» **Exercise aim**: The result should be every line of the listing that holds the word "ipsum".
(Extracted records begins)
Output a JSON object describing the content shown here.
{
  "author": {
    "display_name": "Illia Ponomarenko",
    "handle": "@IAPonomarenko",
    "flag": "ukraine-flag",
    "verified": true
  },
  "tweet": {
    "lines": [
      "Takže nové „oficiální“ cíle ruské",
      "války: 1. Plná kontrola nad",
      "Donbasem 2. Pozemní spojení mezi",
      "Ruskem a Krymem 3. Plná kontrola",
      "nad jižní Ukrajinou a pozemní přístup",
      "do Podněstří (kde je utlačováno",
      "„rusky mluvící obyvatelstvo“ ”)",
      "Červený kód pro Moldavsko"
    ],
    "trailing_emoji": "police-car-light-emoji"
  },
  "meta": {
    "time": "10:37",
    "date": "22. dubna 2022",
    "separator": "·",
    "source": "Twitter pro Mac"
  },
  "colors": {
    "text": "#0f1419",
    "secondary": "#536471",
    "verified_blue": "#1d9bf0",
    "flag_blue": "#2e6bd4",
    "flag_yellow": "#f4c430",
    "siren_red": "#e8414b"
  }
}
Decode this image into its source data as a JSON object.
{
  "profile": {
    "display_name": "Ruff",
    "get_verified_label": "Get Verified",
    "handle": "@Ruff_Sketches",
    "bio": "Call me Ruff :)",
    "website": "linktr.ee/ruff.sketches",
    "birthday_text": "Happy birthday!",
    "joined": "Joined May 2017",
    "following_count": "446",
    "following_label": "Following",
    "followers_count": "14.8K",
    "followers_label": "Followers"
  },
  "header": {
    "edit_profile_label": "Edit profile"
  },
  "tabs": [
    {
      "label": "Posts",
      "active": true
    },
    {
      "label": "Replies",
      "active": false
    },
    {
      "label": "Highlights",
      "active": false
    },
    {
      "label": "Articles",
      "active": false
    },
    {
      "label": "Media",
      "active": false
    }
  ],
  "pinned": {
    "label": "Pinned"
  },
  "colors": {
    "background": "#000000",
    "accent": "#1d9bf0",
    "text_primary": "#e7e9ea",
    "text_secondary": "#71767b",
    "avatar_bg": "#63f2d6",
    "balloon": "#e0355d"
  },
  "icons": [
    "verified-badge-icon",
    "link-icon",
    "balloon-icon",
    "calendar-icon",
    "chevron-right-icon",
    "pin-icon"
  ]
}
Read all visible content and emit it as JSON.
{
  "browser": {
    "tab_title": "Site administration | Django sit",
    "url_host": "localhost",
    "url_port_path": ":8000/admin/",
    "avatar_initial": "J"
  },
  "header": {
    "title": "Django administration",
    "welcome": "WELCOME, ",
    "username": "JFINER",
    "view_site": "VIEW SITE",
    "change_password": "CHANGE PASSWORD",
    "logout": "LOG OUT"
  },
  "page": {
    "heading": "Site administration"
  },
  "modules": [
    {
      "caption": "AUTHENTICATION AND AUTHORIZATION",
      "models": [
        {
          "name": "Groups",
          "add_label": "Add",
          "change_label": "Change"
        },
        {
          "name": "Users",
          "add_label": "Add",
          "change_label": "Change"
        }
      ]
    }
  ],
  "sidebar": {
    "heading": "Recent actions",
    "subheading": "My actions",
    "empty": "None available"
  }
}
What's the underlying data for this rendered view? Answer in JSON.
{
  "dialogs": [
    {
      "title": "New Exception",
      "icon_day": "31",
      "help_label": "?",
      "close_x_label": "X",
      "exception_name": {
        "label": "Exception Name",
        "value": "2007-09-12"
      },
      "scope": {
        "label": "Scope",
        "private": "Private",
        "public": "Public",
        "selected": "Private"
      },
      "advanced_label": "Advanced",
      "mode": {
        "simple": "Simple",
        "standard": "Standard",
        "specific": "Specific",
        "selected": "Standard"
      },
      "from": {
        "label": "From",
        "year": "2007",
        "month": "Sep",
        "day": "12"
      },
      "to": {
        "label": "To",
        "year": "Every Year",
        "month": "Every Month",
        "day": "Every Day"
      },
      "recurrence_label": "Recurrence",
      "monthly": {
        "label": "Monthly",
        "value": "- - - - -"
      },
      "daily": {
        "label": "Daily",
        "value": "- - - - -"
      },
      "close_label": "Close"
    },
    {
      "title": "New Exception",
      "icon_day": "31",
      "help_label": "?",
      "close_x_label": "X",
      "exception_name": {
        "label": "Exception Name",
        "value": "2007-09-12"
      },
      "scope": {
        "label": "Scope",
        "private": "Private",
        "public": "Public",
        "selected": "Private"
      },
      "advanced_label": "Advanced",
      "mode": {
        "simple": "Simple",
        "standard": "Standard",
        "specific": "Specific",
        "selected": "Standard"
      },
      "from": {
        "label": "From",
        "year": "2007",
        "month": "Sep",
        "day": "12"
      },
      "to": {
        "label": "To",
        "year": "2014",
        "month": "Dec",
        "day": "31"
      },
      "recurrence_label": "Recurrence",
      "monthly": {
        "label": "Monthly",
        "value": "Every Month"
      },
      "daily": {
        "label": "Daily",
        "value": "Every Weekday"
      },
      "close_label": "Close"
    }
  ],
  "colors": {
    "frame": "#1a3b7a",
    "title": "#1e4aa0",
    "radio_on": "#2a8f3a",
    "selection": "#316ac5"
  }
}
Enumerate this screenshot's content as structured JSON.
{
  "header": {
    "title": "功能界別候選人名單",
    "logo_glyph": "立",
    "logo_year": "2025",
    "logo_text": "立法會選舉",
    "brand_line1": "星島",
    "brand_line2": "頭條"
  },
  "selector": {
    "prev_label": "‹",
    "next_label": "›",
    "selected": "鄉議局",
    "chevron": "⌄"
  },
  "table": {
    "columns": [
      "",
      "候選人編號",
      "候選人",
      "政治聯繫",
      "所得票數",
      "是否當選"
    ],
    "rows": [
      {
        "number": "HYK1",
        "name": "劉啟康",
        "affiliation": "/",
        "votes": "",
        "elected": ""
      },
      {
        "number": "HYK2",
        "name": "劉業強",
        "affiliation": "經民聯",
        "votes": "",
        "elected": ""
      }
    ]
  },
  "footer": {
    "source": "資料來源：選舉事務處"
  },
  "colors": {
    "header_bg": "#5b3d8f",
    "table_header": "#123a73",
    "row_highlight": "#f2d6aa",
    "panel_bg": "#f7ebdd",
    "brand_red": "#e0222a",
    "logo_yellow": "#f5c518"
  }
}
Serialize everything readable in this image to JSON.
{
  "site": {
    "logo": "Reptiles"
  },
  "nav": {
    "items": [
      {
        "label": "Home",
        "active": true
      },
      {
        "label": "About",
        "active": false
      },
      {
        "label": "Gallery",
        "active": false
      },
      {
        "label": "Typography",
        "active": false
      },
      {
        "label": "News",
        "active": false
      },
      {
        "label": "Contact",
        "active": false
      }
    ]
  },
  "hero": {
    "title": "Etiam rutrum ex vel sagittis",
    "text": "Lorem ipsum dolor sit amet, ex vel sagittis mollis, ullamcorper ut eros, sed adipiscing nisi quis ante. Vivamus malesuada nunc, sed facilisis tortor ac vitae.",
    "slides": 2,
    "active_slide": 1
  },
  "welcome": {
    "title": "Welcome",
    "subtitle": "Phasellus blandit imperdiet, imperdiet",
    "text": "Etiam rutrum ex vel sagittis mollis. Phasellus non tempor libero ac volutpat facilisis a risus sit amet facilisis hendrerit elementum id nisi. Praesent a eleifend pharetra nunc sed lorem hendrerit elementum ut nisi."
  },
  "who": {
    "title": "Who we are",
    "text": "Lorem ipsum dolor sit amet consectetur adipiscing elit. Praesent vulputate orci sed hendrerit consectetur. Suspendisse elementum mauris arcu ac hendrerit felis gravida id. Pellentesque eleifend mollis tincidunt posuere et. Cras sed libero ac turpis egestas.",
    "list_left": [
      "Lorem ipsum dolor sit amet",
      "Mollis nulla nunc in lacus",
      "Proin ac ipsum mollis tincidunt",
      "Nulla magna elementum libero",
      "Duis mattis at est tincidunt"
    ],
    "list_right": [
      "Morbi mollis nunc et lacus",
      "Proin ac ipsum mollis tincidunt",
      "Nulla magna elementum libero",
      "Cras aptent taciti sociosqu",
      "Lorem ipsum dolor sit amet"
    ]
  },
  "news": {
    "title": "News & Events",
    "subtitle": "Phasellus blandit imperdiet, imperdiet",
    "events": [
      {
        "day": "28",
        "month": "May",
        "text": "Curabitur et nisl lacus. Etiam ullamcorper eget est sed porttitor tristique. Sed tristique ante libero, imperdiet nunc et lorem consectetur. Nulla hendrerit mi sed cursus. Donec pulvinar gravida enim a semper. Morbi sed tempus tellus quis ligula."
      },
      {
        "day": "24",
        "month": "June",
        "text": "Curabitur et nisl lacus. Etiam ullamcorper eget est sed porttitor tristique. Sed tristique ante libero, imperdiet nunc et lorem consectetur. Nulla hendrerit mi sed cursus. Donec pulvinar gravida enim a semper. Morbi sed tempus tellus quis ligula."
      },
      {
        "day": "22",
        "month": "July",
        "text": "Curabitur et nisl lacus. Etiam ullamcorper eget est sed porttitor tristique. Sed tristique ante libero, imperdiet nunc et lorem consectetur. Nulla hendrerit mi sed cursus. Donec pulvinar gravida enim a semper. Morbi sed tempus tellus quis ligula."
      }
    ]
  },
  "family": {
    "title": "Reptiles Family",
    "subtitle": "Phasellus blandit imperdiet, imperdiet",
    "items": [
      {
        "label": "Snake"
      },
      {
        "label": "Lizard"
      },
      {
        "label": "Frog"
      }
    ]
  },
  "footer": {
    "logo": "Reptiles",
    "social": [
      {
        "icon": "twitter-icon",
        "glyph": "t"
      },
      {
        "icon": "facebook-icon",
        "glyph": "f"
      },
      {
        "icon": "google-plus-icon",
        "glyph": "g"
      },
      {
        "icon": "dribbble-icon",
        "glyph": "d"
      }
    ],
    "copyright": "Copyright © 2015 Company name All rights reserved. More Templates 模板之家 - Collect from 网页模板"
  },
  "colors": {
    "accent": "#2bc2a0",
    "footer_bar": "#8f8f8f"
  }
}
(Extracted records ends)
» **Problem solution**:
    "text": "Lorem ipsum dolor sit amet, ex vel sagittis mollis, ullamcorper ut eros, sed adipiscing nisi quis ante. Vivamus malesuada nunc, sed facilisis tortor ac vitae.",
    "text": "Lorem ipsum dolor sit amet consectetur adipiscing elit. Praesent vulputate orci sed hendrerit consectetur. Suspendisse elementum mauris arcu ac hendrerit felis gravida id. Pellentesque eleifend mollis tincidunt posuere et. Cras sed libero ac turpis egestas.",
      "Lorem ipsum dolor sit amet",
      "Proin ac ipsum mollis tincidunt",
      "Proin ac ipsum mollis tincidunt",
      "Lorem ipsum dolor sit amet"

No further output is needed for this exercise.